My Research

I study how social motivations promote or prevent sustainable behaviors, especially those related to climate change. I'm particularly interested in how people compare their own beliefs and behaviors to those of other people, how the desire to make a good impression can influence people to mitigate climate change, and how one adopting one sustainable behavior affects subsequent environmental decisions. I also have ongoing work on how different ways of framing climate change affect people's attitudes to climate policy. 

Contact information

4208 Weill Hall
735 S. State St. #4208
Ann Arbor, MI 48109

Email: kraimi@umich.edu
Phone: (734) 615-6944
Twitter: @KaitlinRaimi
Google Scholar
Research Gate
Office hours: Thursday 12:30-2:30 or by appointment


My research is on the social and psychological motivations for sustainable behavior and policy support. I study how people think about themselves in relation to other people and how people’s idea of their own identity and social standing affects their support for policy measures, particularly those related to climate change and other environmental issues.

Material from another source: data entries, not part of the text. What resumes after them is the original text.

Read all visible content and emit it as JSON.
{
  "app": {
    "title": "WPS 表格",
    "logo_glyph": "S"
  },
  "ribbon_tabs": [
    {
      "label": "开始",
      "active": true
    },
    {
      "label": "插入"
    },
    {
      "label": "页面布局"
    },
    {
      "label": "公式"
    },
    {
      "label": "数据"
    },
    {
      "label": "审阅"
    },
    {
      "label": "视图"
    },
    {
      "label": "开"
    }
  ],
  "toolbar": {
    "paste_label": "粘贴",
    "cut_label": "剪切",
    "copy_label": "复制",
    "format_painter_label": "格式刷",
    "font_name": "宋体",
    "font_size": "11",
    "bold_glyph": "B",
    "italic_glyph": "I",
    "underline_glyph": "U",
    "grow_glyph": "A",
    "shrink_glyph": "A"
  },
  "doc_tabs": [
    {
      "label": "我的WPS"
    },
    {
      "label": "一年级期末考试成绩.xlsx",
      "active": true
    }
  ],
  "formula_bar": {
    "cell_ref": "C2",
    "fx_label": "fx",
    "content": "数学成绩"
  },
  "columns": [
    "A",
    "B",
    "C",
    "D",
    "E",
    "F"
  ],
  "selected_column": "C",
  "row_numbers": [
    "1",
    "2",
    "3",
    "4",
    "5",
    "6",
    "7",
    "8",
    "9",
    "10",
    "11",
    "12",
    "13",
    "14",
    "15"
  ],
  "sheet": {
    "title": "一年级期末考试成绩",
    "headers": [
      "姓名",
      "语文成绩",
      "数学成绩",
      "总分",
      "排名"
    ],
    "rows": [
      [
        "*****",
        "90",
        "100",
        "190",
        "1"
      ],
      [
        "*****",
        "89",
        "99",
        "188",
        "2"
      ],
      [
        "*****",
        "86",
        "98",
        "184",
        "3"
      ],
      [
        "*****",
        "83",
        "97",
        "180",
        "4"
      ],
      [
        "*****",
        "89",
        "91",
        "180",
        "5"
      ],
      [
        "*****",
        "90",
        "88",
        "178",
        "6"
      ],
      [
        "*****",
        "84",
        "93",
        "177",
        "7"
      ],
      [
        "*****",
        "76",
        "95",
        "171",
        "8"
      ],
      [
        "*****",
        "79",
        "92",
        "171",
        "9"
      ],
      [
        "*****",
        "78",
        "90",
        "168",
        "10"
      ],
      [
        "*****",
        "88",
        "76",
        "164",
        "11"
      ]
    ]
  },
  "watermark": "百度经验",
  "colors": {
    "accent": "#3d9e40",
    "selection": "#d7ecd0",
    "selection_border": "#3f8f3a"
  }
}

I’ve addressed questions related to:

Belief Superiority
People sometimes feel that their beliefs are superior to alternatives. Who tends to feel superior about their beliefs? How does this affect their willingness to consider alternative options? What does this mean for their ability to get along with others or compromise? Do some people feel superior about all their beliefs or do people only feel superior about some types of beliefs?

Social Comparisons and Reputation Management
Can people be motivated to improve their climate-relevant behavior if they think their peers are already acting to reduce greenhouse gas emissions? What if they think other people could learn about their own climate-damaging behavior? What if the people who will care the most about climate change aren’t even born yet – can concerns about one’s reputational legacy promote climate change action?

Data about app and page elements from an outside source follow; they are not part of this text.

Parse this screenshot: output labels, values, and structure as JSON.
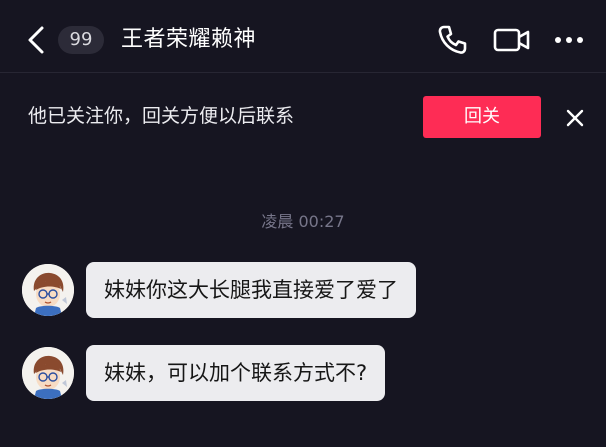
{
  "header": {
    "back_icon": "chevron-left-icon",
    "unread_count": "99",
    "title": "王者荣耀赖神",
    "icons": [
      "phone-icon",
      "video-camera-icon",
      "more-dots-icon"
    ]
  },
  "follow_bar": {
    "text": "他已关注你，回关方便以后联系",
    "button_label": "回关",
    "button_color": "#fe2c55",
    "close_icon": "close-icon"
  },
  "chat": {
    "timestamp": "凌晨 00:27",
    "messages": [
      {
        "text": "妹妹你这大长腿我直接爱了爱了",
        "avatar": "cartoon-avatar"
      },
      {
        "text": "妹妹，可以加个联系方式不?",
        "avatar": "cartoon-avatar"
      }
    ]
  },
  "colors": {
    "background": "#161521",
    "bubble": "#ececef",
    "accent": "#fe2c55",
    "timestamp": "#77768a"
  }
}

Behavioral and Policy Spillover
What happens if you successfully get people to change one environmental behavior? What does that mean for other behaviors? Are people more likely to take on new environmental action if they’ve gotten a taste for doing one new behavior? Or do they feel like they are off the hook after doing the first behavior? What about policies? If you talk about climate change adapation or carbon dioxide removal, does that make people feel like they don’t need to engage in climate change mitigation?

Framing Climate Change
How can we talk about climate change that moves away from the polarized (and polarizing) ways it’s been talked about in the past? Are there ways of talking about climate change that allow for more nuanced and less polarized discussions about it?


University of Michigan | Ford School of Public Policy